123I-mIBG imaging has been evaluated to assess sympathetic function and prognosis in heart failure (HF). However, the effect of combined HF medical therapies on 123I-mIBG uptake and its prognostic significance has not been previously examined. This analysis examined the relation between the intensity of guideline-directed HF medical therapy and global 123I-mIBG cardiac uptake in the AdreView Myocardial Imaging for Risk Evaluation in Heart Failure (ADMIRE-HF) database. A second objective was to investigate whether this guideline-based therapy, measured by total medication doses, had the expected effect on outcome, that is, that patients with higher 123I-mIBG cardiac uptake and more intensive medical therapy had the fewest outcome events. Three HF cardiologists developed an HF Medication Score (HFMS) to quantify adequacy of dosages of β blockers, angiotensin-converting enzyme inhibitors, and angiotensin II receptor blockers and mineralocorticoid receptor antagonists. A Cox model was used to investigate the predictive ability of the HFMS for mortality events during median 17 months follow-up. Multiple regression and Cox models assessed the usefulness of the HFMS relative to the planar heart/mediastinum ratio (H/Mp) from 123I-mIBG imaging in prediction of an event and to characterize the interaction of HFMS and H/M in predicting an event. HFMS was not a significant predictor of all-cause or cardiac death in either univariate or multivariate Cox models; H/Mp was highly significant for both event categories (p <0.0001). Mean H/Mp did not differ among HFMS ranges 0 to 3, 4 to 6, and 7 to 9. However, within each category, the mean H/Mp for subjects with events was significantly lower than that of subjects without events, with the exception of cardiac mortality in those with highest scores. In conclusion, intensity of medical therapy is not predictive of short-term mortality in HF patients. H/Mp is a good predictor for both cardiac and overall mortality regardless of medical therapy levels.

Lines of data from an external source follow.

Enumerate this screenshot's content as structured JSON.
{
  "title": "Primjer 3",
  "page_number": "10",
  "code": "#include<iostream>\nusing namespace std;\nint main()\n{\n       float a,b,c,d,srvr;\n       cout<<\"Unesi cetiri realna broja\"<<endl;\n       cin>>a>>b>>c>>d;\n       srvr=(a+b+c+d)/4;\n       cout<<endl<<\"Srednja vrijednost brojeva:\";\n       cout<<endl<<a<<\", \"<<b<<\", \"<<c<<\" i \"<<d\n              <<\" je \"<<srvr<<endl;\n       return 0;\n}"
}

ASJC Scopus subject areas
- Cardiology and Cardiovascular Medicine